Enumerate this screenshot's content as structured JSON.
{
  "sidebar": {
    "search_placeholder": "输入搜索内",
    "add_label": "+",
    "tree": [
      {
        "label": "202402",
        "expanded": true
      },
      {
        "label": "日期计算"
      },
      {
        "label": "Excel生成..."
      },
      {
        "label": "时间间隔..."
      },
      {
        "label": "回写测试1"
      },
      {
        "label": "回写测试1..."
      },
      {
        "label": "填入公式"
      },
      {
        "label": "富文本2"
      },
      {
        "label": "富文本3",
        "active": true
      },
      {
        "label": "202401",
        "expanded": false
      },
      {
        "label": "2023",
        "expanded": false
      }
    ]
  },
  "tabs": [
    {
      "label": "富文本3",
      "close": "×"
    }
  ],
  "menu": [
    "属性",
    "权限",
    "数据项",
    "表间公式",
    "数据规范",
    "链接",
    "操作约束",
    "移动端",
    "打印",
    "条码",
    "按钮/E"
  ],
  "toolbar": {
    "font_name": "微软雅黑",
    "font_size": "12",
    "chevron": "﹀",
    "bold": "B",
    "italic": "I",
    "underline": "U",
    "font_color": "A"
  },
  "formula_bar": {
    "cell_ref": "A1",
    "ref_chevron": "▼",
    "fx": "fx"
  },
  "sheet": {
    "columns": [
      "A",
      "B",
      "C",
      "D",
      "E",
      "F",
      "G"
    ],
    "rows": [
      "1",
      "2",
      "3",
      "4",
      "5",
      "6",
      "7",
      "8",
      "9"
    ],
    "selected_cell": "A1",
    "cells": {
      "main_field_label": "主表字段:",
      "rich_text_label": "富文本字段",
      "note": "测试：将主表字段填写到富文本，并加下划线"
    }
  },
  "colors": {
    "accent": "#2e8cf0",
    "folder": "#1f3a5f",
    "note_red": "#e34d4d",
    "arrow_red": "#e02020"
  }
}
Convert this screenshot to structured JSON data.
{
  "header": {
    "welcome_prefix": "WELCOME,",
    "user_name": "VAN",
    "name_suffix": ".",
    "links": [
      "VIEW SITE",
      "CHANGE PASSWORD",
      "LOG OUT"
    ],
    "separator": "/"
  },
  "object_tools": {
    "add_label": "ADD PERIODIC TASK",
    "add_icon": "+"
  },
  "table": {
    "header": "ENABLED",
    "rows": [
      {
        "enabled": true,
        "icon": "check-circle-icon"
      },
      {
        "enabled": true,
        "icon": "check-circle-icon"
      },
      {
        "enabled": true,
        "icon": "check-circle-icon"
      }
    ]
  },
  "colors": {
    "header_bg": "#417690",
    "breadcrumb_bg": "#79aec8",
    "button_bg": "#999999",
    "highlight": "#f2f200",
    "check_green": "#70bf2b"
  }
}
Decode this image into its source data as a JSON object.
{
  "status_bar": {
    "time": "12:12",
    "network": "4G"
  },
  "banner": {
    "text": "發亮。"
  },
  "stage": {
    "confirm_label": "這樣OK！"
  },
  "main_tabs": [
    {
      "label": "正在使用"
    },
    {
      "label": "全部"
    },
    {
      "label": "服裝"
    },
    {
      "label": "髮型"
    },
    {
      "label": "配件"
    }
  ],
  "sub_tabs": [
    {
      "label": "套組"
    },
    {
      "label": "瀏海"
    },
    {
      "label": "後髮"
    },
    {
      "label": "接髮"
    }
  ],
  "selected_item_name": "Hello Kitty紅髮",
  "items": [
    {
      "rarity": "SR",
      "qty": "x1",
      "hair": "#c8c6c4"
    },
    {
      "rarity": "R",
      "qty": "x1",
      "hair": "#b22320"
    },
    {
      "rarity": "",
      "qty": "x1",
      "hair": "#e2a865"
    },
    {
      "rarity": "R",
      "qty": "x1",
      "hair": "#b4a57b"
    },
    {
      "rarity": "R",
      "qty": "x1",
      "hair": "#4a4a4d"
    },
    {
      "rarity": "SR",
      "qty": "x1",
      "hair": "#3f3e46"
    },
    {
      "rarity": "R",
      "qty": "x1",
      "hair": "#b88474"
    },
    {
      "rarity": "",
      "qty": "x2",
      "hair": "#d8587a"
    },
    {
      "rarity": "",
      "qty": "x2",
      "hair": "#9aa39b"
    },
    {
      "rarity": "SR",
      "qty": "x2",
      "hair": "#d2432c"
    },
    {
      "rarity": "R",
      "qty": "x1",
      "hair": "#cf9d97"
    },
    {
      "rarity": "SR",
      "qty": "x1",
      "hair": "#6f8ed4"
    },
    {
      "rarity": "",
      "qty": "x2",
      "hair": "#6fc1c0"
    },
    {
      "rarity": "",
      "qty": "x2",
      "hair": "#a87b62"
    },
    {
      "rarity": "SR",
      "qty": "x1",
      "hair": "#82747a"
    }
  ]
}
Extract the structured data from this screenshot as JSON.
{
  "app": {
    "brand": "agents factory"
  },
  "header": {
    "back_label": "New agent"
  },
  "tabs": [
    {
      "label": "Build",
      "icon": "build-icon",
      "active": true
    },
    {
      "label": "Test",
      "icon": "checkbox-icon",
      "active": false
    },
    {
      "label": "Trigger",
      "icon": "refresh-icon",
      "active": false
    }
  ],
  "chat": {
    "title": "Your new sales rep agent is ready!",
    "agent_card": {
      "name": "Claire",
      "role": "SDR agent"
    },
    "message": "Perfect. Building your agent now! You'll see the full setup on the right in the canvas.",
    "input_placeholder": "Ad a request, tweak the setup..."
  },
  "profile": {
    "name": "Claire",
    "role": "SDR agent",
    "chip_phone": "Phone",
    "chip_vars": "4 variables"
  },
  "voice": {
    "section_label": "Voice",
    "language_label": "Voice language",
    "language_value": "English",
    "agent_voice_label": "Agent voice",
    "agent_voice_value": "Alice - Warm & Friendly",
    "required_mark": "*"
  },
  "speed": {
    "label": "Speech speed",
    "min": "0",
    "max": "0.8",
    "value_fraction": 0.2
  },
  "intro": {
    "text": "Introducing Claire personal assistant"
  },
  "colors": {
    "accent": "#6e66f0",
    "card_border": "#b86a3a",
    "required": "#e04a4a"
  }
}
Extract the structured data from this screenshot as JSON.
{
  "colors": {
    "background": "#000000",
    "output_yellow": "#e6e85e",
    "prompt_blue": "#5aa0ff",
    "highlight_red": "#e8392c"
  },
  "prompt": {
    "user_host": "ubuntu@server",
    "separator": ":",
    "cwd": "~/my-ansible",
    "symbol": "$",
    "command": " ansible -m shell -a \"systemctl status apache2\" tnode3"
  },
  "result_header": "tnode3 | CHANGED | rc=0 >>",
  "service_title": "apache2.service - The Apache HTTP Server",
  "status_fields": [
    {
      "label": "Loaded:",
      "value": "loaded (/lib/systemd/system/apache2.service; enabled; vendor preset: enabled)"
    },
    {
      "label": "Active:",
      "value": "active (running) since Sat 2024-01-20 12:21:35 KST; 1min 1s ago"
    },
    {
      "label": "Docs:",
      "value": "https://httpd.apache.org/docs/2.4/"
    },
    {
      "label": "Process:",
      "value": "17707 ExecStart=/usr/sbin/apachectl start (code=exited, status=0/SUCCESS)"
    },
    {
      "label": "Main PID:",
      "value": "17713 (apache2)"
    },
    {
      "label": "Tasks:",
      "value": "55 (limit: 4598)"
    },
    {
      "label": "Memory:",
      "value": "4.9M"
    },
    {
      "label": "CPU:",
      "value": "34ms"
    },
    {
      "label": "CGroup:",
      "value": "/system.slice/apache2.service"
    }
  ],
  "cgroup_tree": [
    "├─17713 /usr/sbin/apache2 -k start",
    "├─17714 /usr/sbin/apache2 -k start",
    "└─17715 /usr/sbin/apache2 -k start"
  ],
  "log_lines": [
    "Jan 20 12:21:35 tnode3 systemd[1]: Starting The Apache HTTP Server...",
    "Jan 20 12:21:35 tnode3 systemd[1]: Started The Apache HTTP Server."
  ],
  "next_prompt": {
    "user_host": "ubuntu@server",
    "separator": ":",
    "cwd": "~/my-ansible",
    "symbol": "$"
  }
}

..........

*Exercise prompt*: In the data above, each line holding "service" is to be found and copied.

*Response for this exercise*:
  "service_title": "apache2.service - The Apache HTTP Server",
      "value": "loaded (/lib/systemd/system/apache2.service; enabled; vendor preset: enabled)"
      "value": "/system.slice/apache2.service"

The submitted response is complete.